TechInPacific – Financial service in the form of mobile money like M-PAiSA has gained a gradual increase of users for years after launched in 2010.
UNDCF looks at the real impact M-PAiSA has given to its users using the Impact Pathways methodology. More about it here.
An interview UNDCF conducted with long time users of the service revealed the service’s impact on individuals and communities.
Marama, whose encounter with M-PAiSA has helped her start her loan business, first came into contact with the service after she had a large sum that she had to keep somewhere on the house. Fearing theft or other people in the village knowing she had cash so that they’d ask for a loan from her, Marama decided to open an account for the service to secure and save more money in the future.
Marama’s business was born after she let her account be the medium for other people’s transactions. This happened during the time Electricity Fiji switched to a prepaid model where users can pay digitally. People paid her a dollar commission to get their fix of electricity.
“I tell them how easy it is all the time, but they just don’t do it,” says Marama when asked about people’s reluctance in making their accounts.
Now she makes weekly payment of FJ $25, and FJ $20 for loan repayment and an additional FJ $5 to her savings account. This was after her initiative to approach South Pacific Business Development (SPDB) for a loan, which allows her more of working capital that lets her top up once a week while selling twice of her credits.
Her business has motivated her to become a verified M-PAiSA agent.
In Vaseva’s case, she was a widow when her existing loan business experienced a growth spurt due to her focus on digital transactions.
She used to offer short term loans in the community together with her late husband, who worked at Vodafone for years, in which they opened an account of M-PAiSA the same year of its launch.

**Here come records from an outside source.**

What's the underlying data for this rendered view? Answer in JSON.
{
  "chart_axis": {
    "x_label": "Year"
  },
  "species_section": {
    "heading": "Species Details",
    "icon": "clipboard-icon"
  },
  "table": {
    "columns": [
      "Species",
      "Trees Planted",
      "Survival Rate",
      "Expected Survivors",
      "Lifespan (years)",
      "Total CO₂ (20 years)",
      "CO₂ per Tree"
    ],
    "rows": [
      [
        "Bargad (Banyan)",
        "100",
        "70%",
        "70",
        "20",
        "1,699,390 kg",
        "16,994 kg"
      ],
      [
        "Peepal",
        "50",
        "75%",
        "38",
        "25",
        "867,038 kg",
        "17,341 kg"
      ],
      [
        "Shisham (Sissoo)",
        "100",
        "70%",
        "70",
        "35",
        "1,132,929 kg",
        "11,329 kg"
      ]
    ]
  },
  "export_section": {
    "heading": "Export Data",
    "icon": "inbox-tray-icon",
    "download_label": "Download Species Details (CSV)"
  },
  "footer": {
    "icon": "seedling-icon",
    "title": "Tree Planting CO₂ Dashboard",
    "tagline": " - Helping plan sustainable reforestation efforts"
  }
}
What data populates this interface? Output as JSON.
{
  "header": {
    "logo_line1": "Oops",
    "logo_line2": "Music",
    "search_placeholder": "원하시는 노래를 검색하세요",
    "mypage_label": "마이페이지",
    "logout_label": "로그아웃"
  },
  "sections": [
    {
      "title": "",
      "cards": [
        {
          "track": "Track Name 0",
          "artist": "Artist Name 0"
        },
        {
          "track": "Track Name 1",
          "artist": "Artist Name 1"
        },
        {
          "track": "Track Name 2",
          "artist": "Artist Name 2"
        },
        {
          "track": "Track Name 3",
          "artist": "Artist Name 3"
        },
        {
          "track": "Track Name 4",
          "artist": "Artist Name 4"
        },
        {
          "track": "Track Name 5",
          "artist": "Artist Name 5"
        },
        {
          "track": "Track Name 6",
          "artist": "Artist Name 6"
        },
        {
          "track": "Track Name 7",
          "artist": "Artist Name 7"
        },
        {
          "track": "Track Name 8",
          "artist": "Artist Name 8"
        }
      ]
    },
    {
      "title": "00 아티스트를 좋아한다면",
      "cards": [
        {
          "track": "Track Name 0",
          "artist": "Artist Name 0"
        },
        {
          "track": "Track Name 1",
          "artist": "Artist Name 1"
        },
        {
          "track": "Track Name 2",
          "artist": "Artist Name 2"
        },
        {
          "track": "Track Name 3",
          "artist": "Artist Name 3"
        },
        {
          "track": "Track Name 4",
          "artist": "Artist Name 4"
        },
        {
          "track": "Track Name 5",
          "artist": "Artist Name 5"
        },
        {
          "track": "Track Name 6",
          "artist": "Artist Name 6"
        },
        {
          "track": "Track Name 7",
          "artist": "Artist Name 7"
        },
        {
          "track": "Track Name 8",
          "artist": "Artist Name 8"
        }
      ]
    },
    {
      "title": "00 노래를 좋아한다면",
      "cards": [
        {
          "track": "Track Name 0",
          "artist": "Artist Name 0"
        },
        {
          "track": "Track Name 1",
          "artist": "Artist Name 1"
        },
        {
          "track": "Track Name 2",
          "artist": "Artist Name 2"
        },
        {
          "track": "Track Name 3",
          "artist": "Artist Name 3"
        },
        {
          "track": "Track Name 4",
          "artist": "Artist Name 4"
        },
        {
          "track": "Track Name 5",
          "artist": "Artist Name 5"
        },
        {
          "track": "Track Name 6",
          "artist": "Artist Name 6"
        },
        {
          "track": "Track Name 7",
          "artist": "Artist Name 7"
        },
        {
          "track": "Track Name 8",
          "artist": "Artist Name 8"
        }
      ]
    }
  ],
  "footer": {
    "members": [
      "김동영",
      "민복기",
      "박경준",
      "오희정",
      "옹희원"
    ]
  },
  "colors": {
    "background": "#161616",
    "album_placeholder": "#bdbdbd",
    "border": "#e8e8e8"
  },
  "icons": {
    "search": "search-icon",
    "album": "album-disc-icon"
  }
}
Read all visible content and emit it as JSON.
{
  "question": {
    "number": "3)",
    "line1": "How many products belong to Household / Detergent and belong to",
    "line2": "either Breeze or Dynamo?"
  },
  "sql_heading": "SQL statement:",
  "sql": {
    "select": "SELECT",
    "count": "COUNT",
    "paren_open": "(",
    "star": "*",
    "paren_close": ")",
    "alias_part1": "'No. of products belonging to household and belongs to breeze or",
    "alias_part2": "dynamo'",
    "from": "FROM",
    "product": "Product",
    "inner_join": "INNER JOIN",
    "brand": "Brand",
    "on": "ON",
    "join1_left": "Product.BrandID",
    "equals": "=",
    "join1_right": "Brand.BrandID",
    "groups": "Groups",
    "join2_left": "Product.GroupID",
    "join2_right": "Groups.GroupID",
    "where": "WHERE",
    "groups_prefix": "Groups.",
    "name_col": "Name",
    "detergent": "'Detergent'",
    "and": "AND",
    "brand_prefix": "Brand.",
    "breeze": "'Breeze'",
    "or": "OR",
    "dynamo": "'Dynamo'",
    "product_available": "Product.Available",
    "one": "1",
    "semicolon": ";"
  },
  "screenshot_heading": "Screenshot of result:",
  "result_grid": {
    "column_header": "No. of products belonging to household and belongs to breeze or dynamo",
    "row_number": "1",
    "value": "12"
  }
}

Vaseva targets people who have accounts already so that money deliverance and collection are secured and time constraint-free. She completes the cycle of a transaction as an intermediary that can receive cash digitally, especially from Fijians delivering from overseas, and deliver the cash in-person to her community.
Both Marama and Vaseva’s experience with the digital financial service, according to UNDCF, are mirroring the potential of how a service can be utilized with the right mindset while very close to achieving SDG objectives, such as SDG 1: No poverty. Now moving on to SDG 5: Gender Equality, wherein this objective, women started personalizing privacy control for their financial endeavors. SDG 11: Sustainable Cities and Communities applies to a decreased risk of physical harm when digital transactions take place, as such in the two women stories.